WHAT TO PRODUCE: Go through the data below and report how many lines contain "post"; the reply holds only that number.

┏━━

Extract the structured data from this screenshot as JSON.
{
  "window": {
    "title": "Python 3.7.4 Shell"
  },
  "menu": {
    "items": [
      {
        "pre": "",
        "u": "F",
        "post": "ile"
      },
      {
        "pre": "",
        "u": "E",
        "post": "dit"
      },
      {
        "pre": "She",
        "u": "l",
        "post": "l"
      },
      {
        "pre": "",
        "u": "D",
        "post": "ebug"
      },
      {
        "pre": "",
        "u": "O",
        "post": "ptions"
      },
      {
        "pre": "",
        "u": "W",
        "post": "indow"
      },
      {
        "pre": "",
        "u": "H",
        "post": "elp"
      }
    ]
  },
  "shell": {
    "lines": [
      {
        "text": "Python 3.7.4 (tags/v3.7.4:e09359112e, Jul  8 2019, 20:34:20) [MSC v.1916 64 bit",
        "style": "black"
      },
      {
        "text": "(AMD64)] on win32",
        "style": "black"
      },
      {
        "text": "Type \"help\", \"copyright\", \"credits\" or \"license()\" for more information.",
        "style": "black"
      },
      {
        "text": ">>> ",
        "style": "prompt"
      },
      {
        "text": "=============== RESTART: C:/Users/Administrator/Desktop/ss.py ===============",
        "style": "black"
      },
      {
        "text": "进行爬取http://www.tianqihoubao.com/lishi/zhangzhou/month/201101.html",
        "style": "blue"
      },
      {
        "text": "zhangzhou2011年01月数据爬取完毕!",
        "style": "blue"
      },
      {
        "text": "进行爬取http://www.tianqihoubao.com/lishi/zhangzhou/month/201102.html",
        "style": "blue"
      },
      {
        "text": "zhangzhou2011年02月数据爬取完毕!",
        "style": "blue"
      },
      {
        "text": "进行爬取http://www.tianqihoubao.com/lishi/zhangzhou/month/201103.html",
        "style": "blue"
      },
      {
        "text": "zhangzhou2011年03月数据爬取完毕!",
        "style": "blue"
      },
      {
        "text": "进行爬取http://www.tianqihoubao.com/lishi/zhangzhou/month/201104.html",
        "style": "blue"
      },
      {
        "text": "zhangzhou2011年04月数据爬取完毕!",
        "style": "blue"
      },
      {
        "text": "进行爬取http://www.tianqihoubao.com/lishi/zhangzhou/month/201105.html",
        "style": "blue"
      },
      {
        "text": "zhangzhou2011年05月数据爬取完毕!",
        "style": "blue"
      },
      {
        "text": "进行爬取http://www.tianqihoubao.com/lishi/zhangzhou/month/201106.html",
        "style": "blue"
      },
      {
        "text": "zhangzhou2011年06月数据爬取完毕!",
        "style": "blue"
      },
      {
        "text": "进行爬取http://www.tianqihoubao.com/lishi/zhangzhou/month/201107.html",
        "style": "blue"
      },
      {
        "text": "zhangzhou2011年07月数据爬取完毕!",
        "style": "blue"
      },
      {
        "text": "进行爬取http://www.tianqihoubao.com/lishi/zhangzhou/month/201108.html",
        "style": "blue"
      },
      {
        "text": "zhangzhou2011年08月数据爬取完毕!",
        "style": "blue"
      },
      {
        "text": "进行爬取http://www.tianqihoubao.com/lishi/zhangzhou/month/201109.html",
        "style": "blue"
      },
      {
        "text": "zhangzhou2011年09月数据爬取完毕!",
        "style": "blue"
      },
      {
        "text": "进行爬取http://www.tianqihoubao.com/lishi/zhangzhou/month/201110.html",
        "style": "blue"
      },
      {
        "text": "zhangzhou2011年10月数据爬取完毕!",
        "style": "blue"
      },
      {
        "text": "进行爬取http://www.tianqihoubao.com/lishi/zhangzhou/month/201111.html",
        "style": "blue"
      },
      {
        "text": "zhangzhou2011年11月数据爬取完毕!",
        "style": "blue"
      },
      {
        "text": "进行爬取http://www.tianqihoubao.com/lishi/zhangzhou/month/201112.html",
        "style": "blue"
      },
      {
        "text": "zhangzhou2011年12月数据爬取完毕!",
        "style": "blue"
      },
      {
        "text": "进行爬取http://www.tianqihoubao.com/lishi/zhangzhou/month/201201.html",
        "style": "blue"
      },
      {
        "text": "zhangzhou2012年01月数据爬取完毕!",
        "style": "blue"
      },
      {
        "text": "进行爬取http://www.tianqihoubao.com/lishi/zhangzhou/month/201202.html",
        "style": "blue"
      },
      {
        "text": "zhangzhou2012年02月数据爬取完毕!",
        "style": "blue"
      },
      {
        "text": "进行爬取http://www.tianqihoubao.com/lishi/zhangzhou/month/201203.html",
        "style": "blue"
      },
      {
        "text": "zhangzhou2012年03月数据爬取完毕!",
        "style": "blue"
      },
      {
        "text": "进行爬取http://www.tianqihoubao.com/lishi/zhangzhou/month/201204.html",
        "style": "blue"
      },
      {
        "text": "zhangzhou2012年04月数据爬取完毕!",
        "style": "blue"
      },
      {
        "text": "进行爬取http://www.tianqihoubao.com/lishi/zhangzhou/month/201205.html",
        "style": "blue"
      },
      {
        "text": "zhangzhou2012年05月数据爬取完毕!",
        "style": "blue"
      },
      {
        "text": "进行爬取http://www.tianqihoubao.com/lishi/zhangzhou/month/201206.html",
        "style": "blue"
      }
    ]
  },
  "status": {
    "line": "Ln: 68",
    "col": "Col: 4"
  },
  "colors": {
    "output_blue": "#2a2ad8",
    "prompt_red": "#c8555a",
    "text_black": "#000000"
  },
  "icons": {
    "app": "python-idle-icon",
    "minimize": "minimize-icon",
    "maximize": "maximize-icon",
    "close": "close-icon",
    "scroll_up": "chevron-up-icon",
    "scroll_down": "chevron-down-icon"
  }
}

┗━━

RESPONSE TO THE EXERCISE: 7